- **TASK BRIEF**:
In the records below, print each line exactly and leave every image out.

- **DATASET RECORDS**:

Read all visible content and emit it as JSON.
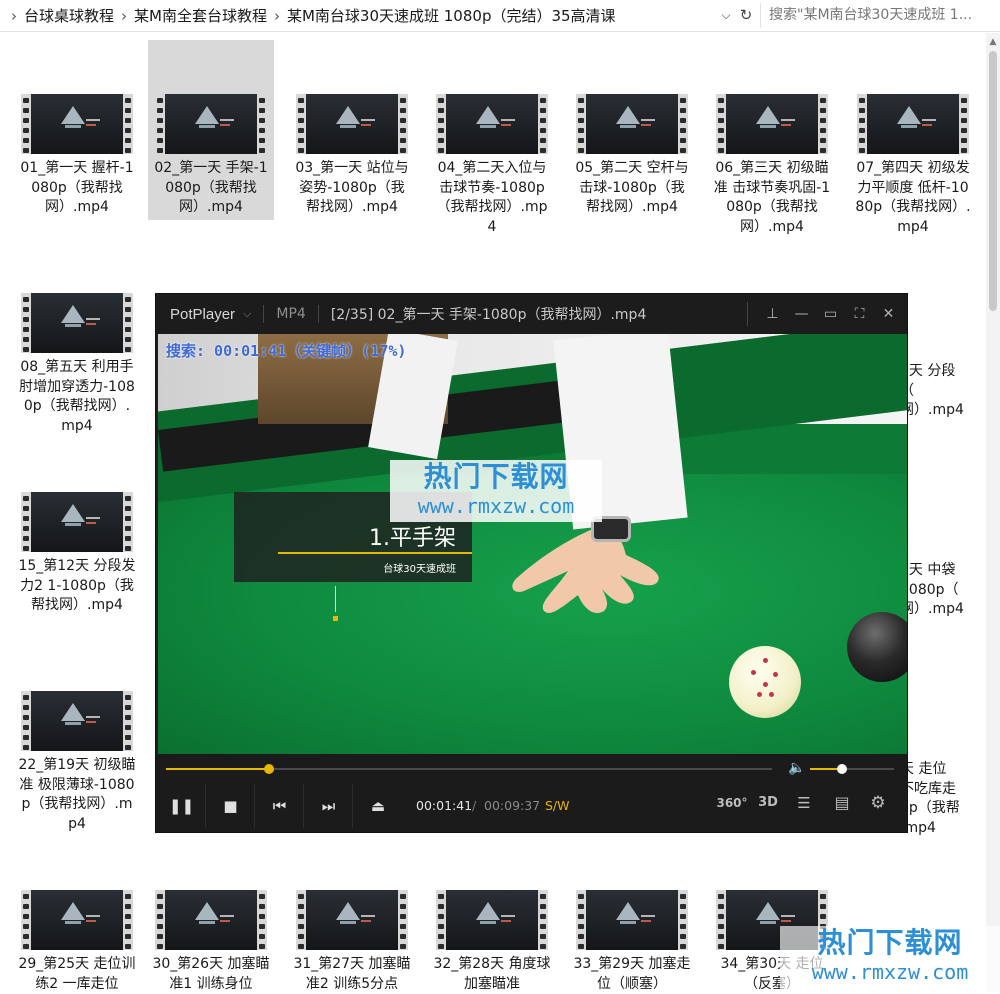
{
  "breadcrumb": [
    "台球桌球教程",
    "某M南全套台球教程",
    "某M南台球30天速成班  1080p（完结）35高清课"
  ],
  "breadcrumb_separator": "›",
  "search": {
    "placeholder": "搜索\"某M南台球30天速成班  1..."
  },
  "files": [
    {
      "name": "01_第一天 握杆-1080p（我帮找网）.mp4"
    },
    {
      "name": "02_第一天 手架-1080p（我帮找网）.mp4",
      "selected": true
    },
    {
      "name": "03_第一天 站位与姿势-1080p（我帮找网）.mp4"
    },
    {
      "name": "04_第二天入位与击球节奏-1080p（我帮找网）.mp4"
    },
    {
      "name": "05_第二天 空杆与击球-1080p（我帮找网）.mp4"
    },
    {
      "name": "06_第三天 初级瞄准 击球节奏巩固-1080p（我帮找网）.mp4"
    },
    {
      "name": "07_第四天 初级发力平顺度 低杆-1080p（我帮找网）.mp4"
    },
    {
      "name": "08_第五天 利用手肘增加穿透力-1080p（我帮找网）.mp4"
    },
    {
      "name": "15_第12天 分段发力2 1-1080p（我帮找网）.mp4"
    },
    {
      "name": "22_第19天 初级瞄准 极限薄球-1080p（我帮找网）.mp4"
    },
    {
      "name": "29_第25天 走位训练2 一库走位"
    },
    {
      "name": "30_第26天 加塞瞄准1 训练身位"
    },
    {
      "name": "31_第27天 加塞瞄准2 训练5分点"
    },
    {
      "name": "32_第28天 角度球加塞瞄准"
    },
    {
      "name": "33_第29天 加塞走位（顺塞）"
    },
    {
      "name": "34_第30天 走位（反塞）"
    }
  ],
  "partial_names": {
    "row2": "1天 分段\n（\n网）.mp4",
    "row3": "8天 中袋\n1080p（\n网）.mp4",
    "row4": "天 走位\n不吃库走\n0p（我帮\n.mp4"
  },
  "player": {
    "brand": "PotPlayer",
    "format": "MP4",
    "title": "[2/35] 02_第一天 手架-1080p（我帮找网）.mp4",
    "seek_osd": "搜索: 00:01:41（关键帧）(17%)",
    "lesson_title": "1.平手架",
    "lesson_subtitle": "台球30天速成班",
    "time_current": "00:01:41",
    "time_sep": "/",
    "time_total": "00:09:37",
    "mode": "S/W",
    "progress": 0.17,
    "volume": 0.38,
    "label_360": "360°",
    "label_3d": "3D"
  },
  "watermark": {
    "line1": "热门下载网",
    "line2": "www.rmxzw.com"
  },
  "colors": {
    "accent": "#e6b800",
    "osd": "#3f69d6",
    "watermark": "#2d8fd6",
    "selection": "#d9d9d9"
  }
}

- **EXERCISE SOLUTION**:
Read all visible content and emit it as JSON.
{
  "breadcrumb": [
    "台球桌球教程",
    "某M南全套台球教程",
    "某M南台球30天速成班  1080p（完结）35高清课"
  ],
  "breadcrumb_separator": "›",
  "search": {
    "placeholder": "搜索\"某M南台球30天速成班  1..."
  },
  "files": [
    {
      "name": "01_第一天 握杆-1080p（我帮找网）.mp4"
    },
    {
      "name": "02_第一天 手架-1080p（我帮找网）.mp4",
      "selected": true
    },
    {
      "name": "03_第一天 站位与姿势-1080p（我帮找网）.mp4"
    },
    {
      "name": "04_第二天入位与击球节奏-1080p（我帮找网）.mp4"
    },
    {
      "name": "05_第二天 空杆与击球-1080p（我帮找网）.mp4"
    },
    {
      "name": "06_第三天 初级瞄准 击球节奏巩固-1080p（我帮找网）.mp4"
    },
    {
      "name": "07_第四天 初级发力平顺度 低杆-1080p（我帮找网）.mp4"
    },
    {
      "name": "08_第五天 利用手肘增加穿透力-1080p（我帮找网）.mp4"
    },
    {
      "name": "15_第12天 分段发力2 1-1080p（我帮找网）.mp4"
    },
    {
      "name": "22_第19天 初级瞄准 极限薄球-1080p（我帮找网）.mp4"
    },
    {
      "name": "29_第25天 走位训练2 一库走位"
    },
    {
      "name": "30_第26天 加塞瞄准1 训练身位"
    },
    {
      "name": "31_第27天 加塞瞄准2 训练5分点"
    },
    {
      "name": "32_第28天 角度球加塞瞄准"
    },
    {
      "name": "33_第29天 加塞走位（顺塞）"
    },
    {
      "name": "34_第30天 走位（反塞）"
    }
  ],
  "partial_names": {
    "row2": "1天 分段\n（\n网）.mp4",
    "row3": "8天 中袋\n1080p（\n网）.mp4",
    "row4": "天 走位\n不吃库走\n0p（我帮\n.mp4"
  },
  "player": {
    "brand": "PotPlayer",
    "format": "MP4",
    "title": "[2/35] 02_第一天 手架-1080p（我帮找网）.mp4",
    "seek_osd": "搜索: 00:01:41（关键帧）(17%)",
    "lesson_title": "1.平手架",
    "lesson_subtitle": "台球30天速成班",
    "time_current": "00:01:41",
    "time_sep": "/",
    "time_total": "00:09:37",
    "mode": "S/W",
    "progress": 0.17,
    "volume": 0.38,
    "label_360": "360°",
    "label_3d": "3D"
  },
  "watermark": {
    "line1": "热门下载网",
    "line2": "www.rmxzw.com"
  },
  "colors": {
    "accent": "#e6b800",
    "osd": "#3f69d6",
    "watermark": "#2d8fd6",
    "selection": "#d9d9d9"
  }
}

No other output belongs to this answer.